COLUMNS

Ready: The case for (and against) Halloween

Mary Ready

Next Saturday is Halloween. And by now you’ve probably bought several giant bags of “fun size” candy, consumed most of it, berated yourself for being so weak, and gone out to buy more for the trick or treaters.

Now for my annual Jack-o-Lantern story. If you’ve read this tale in my last 18 Halloween columns, you may skip this part.

Jack was an 18th century nasty Irish drunk fond of playing games with the devil. On several occasions, he bested the demon with all manner of trickery until one dark night, Old Scratch climbed a tree to pounce on him.

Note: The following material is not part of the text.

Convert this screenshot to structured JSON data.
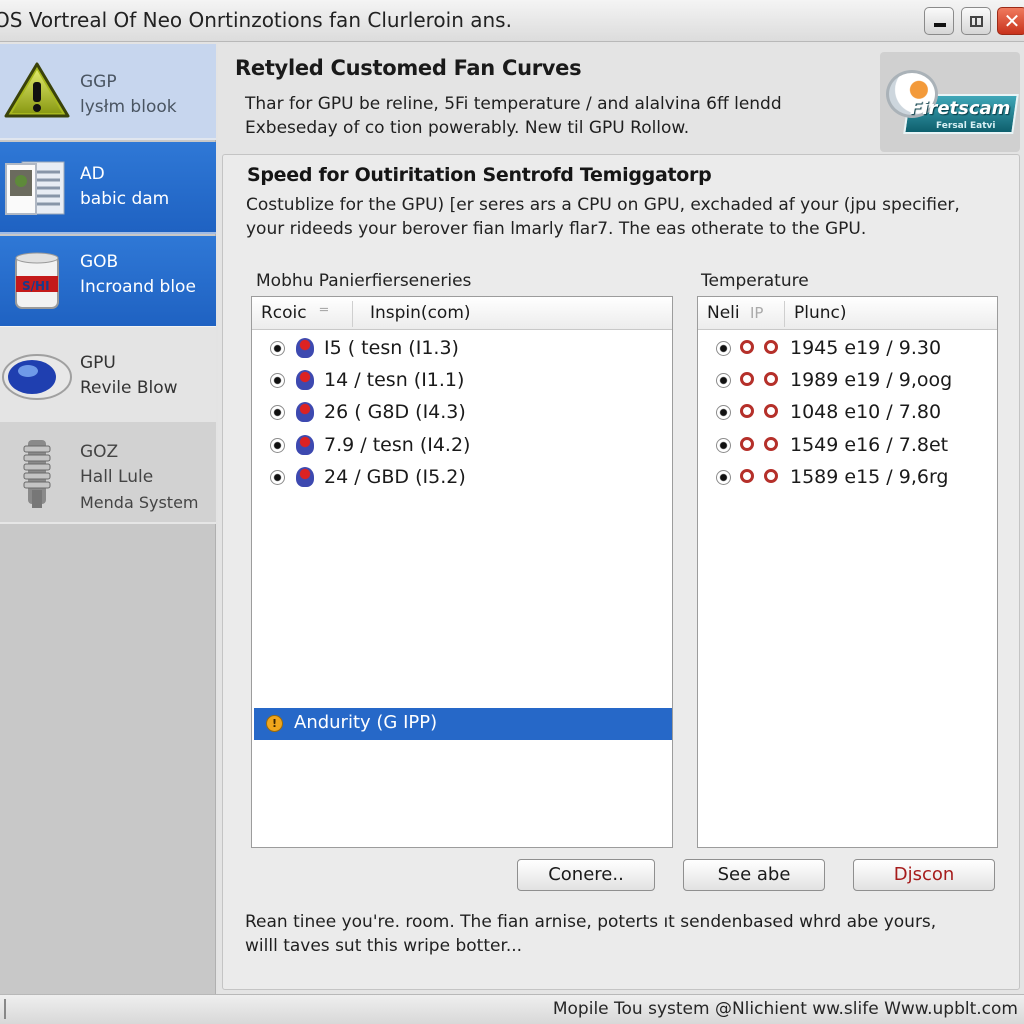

Spotting the devil up in the branches of the tree, wily Jack carved a large cross into its trunk, knowing Lucifer could not slither down without touching the holy symbol. Jack, offering a ladder as a bargaining device, was granted 10 more years to live and a get-out-of-hell pass upon his death. But, since the notorious sinner was barred from heaven as well, Jack was doomed to roam the earth after death with a burning coal from hell to light his way. Jack hollowed out a large turnip and placed it inside. Like the Walking Dead, Jack eternally wanders the world with the turnip, glowing eerily, lighting his path. He is, then, Jack of the Lantern, or later the more familiar jack-o’-lantern.

Irish Catholics for many years afterward carved turnips, potatoes, and pumpkins which are all fruits of the autumn harvest to light Jack’s way and to ward off evil spirits from their villages.

So, once upon a time, Christian parents, believing in hell and heaven, told Jack’s story to their children as a warning that they shouldn’t mess with the devil. After 1846, Irish immigrants, coming to America during the potato famine, brought their Halloween traditions with them. They chose pumpkins because they were more plentiful in the New World. Probably easier to carve, too.

Flash forward to the present.

Ask a devoutly Christian parent “What are you doing for Halloween?” And you just might hear, “Nothing! My family doesn’t participate in such satanic things.” Thunder crashes, and you slink away, mortified for even asking. But change the “for” to “ON,” and the same good Christian might answer, “Why, we’re all going to the Harvest Party at our church.” Now the celestial choir begins to sing joyful anthems, and a trumpet sounds.

Whether it’s called Fall Festival, Harvest Festival, Autumn Fling, or Hallelujah Night, the intention is to present a Christian alternative to Halloween.

Why is an alternative necessary? If there’s really a problem with Halloween, why disguise it with a substitute? Yet, at the same time, with the protection of children increasingly at risk these days, church and community events offer fun, candy, music, games, etc. within the embrace of safety. Our city has an abundance of such kid and family-friendly entertainments.

I never saw the harm in Halloween. Especially not as a little girl. Dressed in my devil, witch, or skeleton costume, I went to the party at my elementary school where there was face painting, bobbing for apples, and listening to one of our teachers telling ghost stories in a darkened room while holding a flashlight to illuminate her green face. Daddy would then take me trick or treating to neighborhood houses after the school events.

Fun stuff. And so far, I’ve never decapitated anyone with a chain saw.

In a sick, Big City version of Halloween, detractors point to October 31 as a night for murder, mayhem, and maniacal madness which the police refer to as “wildings.”

But it’s also the night before All Saints Day, a time to honor Christendom’s saints. In fact, “Halloween” is a contraction for Hallows Eve, and “hallow” indicates holiness or sanctification.

Certain Bible verses are used by some Christians in denouncing Halloween. Ephesians 4:27 warns “Never give a place to the devil.” And then, there’s God’s admonition in Deuteronomy 18: 10-12 about witchcraft and calling “forth the spirits of the dead.”

As long as people are guided by divine wisdom and common sense, trick or treating and dressing up in costume won’t lead to a child’s turning into a Godless adult. And I don’t think it matters if children prance around as a ghoul, goblin, princess, or pirate.

They’ll be fine.

But that’s just me … the former kid in the Casper the Friendly Ghost outfit.

Mary Ready of Destin is a twice-retired English teacher and long-time area resident. Her columns are published on Saturdays.